§ TASK DIRECTIONS
Count how many lines below include the string "desc". Only that number should appear in the reply.
___ SUPPLIED DATA
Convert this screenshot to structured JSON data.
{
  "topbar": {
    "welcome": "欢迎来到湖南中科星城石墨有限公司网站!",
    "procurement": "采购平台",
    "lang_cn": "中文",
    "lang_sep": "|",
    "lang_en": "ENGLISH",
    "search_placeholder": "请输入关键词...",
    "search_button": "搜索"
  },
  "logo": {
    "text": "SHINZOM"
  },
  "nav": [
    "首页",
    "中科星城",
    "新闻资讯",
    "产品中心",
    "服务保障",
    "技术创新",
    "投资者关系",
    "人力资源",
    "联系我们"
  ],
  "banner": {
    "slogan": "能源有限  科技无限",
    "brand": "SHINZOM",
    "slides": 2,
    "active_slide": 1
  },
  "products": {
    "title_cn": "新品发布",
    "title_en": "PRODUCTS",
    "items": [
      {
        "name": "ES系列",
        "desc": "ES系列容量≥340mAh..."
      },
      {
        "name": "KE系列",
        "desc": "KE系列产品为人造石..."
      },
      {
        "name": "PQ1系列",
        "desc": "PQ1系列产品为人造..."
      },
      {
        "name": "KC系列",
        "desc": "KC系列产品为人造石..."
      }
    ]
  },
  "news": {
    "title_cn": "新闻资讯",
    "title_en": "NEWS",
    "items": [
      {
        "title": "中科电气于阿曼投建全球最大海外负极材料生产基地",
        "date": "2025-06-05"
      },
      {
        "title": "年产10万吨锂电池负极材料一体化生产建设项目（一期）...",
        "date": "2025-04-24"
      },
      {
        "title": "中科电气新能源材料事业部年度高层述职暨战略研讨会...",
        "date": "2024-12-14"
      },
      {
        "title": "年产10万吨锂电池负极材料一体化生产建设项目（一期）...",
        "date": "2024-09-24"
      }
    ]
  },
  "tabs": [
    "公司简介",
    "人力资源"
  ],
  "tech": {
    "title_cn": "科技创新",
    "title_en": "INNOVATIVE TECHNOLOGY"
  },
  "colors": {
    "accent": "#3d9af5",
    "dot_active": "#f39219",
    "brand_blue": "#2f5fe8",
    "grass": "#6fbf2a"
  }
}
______
§ OUTPUT BELOW
4